It’s hard to explain exactly when I became aware of the role cancer played in my life. My grandmother passed away from breast cancer when my mother was only 12. Every few months, it seemed, we learned of another family member who was diagnosed with breast cancer. Unfortunately, most of them passed away from the disease, most of them before the age of 40.
Growing up in this environment, it’s not surprising that cancer was an ever-present part of my life. I always assumed that I would get cancer, because that’s what happened to women in my family. And when my own mother was diagnosed when I was 12, it wasn’t a surprise.
There are many things that are etched in my memory. I remember my mom sitting my brother, sister and I down and having us feel the lump in her breast. As a preteen, that was a mortifying thing to do. But my mom knew that we needed to know what to look for, because she also knew that this was something that ran in our family, and she wanted us to be prepared. And I’ll never forget what that little lump felt like. It was like a frozen pea.
I remember her treatments – chemo and radiation, surgeries, being so sick that she couldn’t get out of bed. But what stands out the most is that she became the first woman in her family to survive. She’s been diagnosed three more times since then, and has survived each. It was after her most recent diagnosis, in 2006, that she had a genetic test. The test showed that she carried a mutation on the BRCA1 gene. Given that the mutation is genetic, she most certainly inherited it from her own mother.
Having a mutation on the BRCA1 gene means that a woman has an increased risk of developing breast and ovarian cancer. In the general population, a woman’s risk of developing breast cancer is 12 percent, and ovarian cancer 1.5 percent. For mutation carriers, the risk of developing breast cancer can be as high as 87 percent, and ovarian cancer 54 percent. (Women who have a family history of breast or ovarian cancer, but no identified genetic mutation, face a slightly higher risk than those in the general population, and are still considered high risk.)
I had the genetic testing done in 2007, and in the summer of that year, I discovered that I also carried the mutation. This put me into a whole new world – one that didn’t involve me being a cancer fighter or survivor, but still having cancer be a huge part of my life. I struggled with decisions about having a preventive mastectomy, or having my ovaries removed. But the idea of having multiple MRIs, mammograms, ultrasounds and clinical visits a year was overwhelming. Questions about fertility, body image, femininity and my own mortality – these are questions that are rarely faced by women in their late 20s, and yet I was forced to face them with this mutation.
Despite the difficulties, however, I don’t regret it. In a strange way, knowing about this mutation has given me comfort. I know that our family isn’t cursed – there’s a scientific reason why generations of my family have been afflicted by cancer. And regardless of how hard the decisions are, I have the opportunity to make choices, when generations before me haven’t even had that opportunity. And that’s worth it.
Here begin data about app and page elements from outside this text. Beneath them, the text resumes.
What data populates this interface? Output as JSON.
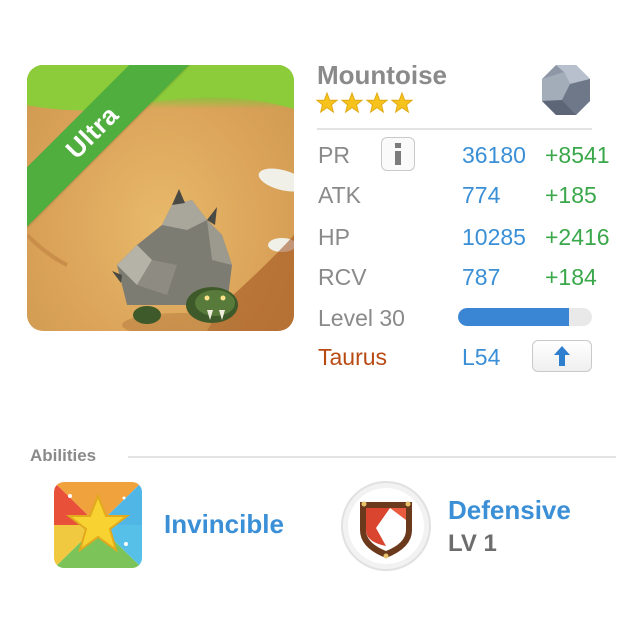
{
  "monster": {
    "name": "Mountoise",
    "star_count": 4,
    "rarity": "Ultra",
    "zodiac_symbol": "♉",
    "element_icon": "stone-element-icon",
    "colors": {
      "rarity_ribbon": "#4fae3e",
      "zodiac_corner": "#c6501a",
      "value_blue": "#3a8fd6",
      "bonus_green": "#3aa84a",
      "zodiac_text": "#b84a14"
    }
  },
  "stats": {
    "pr": {
      "label": "PR",
      "value": "36180",
      "bonus": "+8541"
    },
    "atk": {
      "label": "ATK",
      "value": "774",
      "bonus": "+185"
    },
    "hp": {
      "label": "HP",
      "value": "10285",
      "bonus": "+2416"
    },
    "rcv": {
      "label": "RCV",
      "value": "787",
      "bonus": "+184"
    }
  },
  "level": {
    "label": "Level 30",
    "progress": 0.83
  },
  "zodiac": {
    "label": "Taurus",
    "level": "L54"
  },
  "abilities": {
    "title": "Abilities",
    "items": [
      {
        "name": "Invincible",
        "icon": "star-ability-icon"
      },
      {
        "name": "Defensive",
        "level": "LV 1",
        "icon": "shield-ability-icon"
      }
    ]
  }
}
Angela Smith is the founder of the Vermont chapter of Bright Pink, a non-profit with an exclusive focus on the prevention and early detection of breast and ovarian cancer in young women. She is passionate about educating women about their breast and ovarian health and empowering them to be their brightest and boldest selves. Professionally, Angela is the Director of Human Resources and Career Services at Burlington College. She is a sought-after writer and speaker known as an expert in career development and employment. She has written for The Daily Muse, Forbes, Mashable, and LearnVest, among other publications. In 2012, she was named one of Vermont’s “40 People Under 40” to watch by Vermont Business Magazine, and received an Outstanding Alumni Award from Johnson State College in 2013.